Before Stacy Lewis won the Kraft Nabisco Championship about two months ago, she was a successful college golfer trying to make the challenging transition to the professional ranks, but one with a compelling story to tell.

Lewis, 26, underwent back surgery right after her high school graduation to relieve scoliosis, a condition that causes excessive curvature of the spine. The surgery resulted in the insertion of a steel rod and five screws in her back that allowed her to put aside the back brace she had to wear for the previous seven years.

So when Lewis, who by all descriptions is basically a shy person, captured a 3-stroke victory at the 2011 Kraft Nabisco for her first major - indeed, her first win of any kind on the LPGA Tour - she received well wishes and praise not just from LPGA fans but from others who suffer with scoliosis.

"My agent told me that usually he gets e-mails when somebody wins saying just 'Congratulations' and that's it," she said. "But mine were 'Congratulations' and then people telling me their life story of how my win inspired them. It's just kind of different, I guess."

One of Lewis' biggest fans is 15-year-old Grace Desjardins of Malvern, who just completed her freshman year at Notre Dame Academy. Desjardins, who has worn a back brace for five years because of scoliosis, first met Lewis two years ago at the McDonald's LPGA Championship, and the pair have stayed in touch.

"Whenever I play well, she's usually one of the first people to e-mail me," Lewis said.

Desjardins said she got in her e-mail extra early after the Kraft Nabisco.

"It was great, she's such a great role model," Desjardins said. "I knew she was going to get a lot of e-mails and calls afterward, so I wanted to make sure I got mine in. She's such a great example of what you can become and what positive thinking can do."

After her gutty win over Yani Tseng, the world's No. 1 player, at the Kraft Nabisco, Lewis looks ready to become the next great American star. Then again, she has had to show a lot of guts to get to this point.

She was diagnosed with scoliosis when she was 11. She loved to golf but had to wear a back brace, which was particularly cumbersome during the hot summers in her native Texas. She said she and her mother fought over whether she needed to wear it but added, "I had to do it, and I'm glad I did."

After her surgery, Lewis redshirted her freshman year at Arkansas and then became one of the nation's best collegiate players. She won 12 tournaments in her career and earned all-American honors all four years. She tied for third in the 2008 U.S. Women's Open and won the LPGA's qualifying tournament later that year.

She finally broke through for her first triumph in her third LPGA season, and now the attention on her has increased exponentially, not just because of the way she played golf but because of her story. She'll be one to watch this week at the ShopRite LPGA Classic at Seaview Resort in Galloway Township.

She accepts the interest, but a bit grudgingly.

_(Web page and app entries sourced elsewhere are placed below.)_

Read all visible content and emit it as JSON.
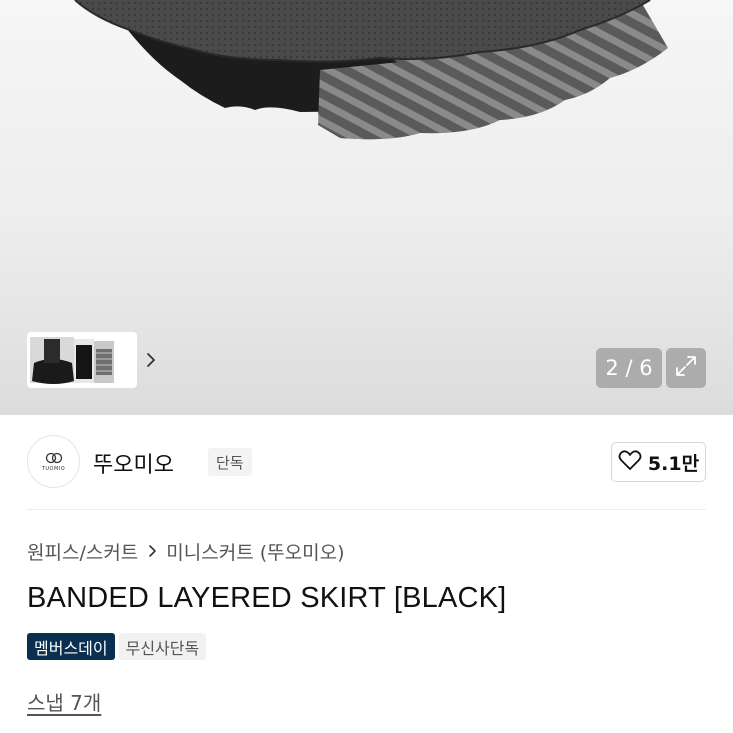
{
  "gallery": {
    "counter_text": "2 / 6",
    "current_index": 2,
    "total": 6
  },
  "brand": {
    "name": "뚜오미오",
    "exclusive_tag": "단독",
    "logo_text": "TUOMIO",
    "like_count": "5.1만"
  },
  "breadcrumb": {
    "category": "원피스/스커트",
    "subcategory": "미니스커트 (뚜오미오)"
  },
  "product": {
    "title": "BANDED LAYERED SKIRT [BLACK]",
    "badges": [
      "멤버스데이",
      "무신사단독"
    ]
  },
  "snap": {
    "label": "스냅 7개"
  },
  "icons": {
    "thumb_next": "chevron-right-icon",
    "expand": "expand-icon",
    "like": "heart-icon",
    "crumb_sep": "chevron-right-icon"
  },
  "colors": {
    "member_badge": "#0b2f50",
    "text_primary": "#111111",
    "text_secondary": "#555555"
  }
}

"I don't really like being in the spotlight," she said. "I'd rather just go about my business and not let anybody know about it. But it comes with the territory. Like my mom says, 'If you're going to play good golf, you've got to learn how to do everything else.' So I'm trying to learn to like it and learn how to be better at it.

"It's still kind of weird, me walking through an airport and somebody wanting an autograph or something like that. It's a good adjustment to make. But I'm still the same person, for sure. I haven't changed a bit."

But her fans, like Grace Desjardins, are delighted to see her in the spotlight and getting the attention. And Lewis knows how fortunate she is to be in this position.

"It just made you appreciate being able to play every day, and practice and be more thankful just for the little things," she said.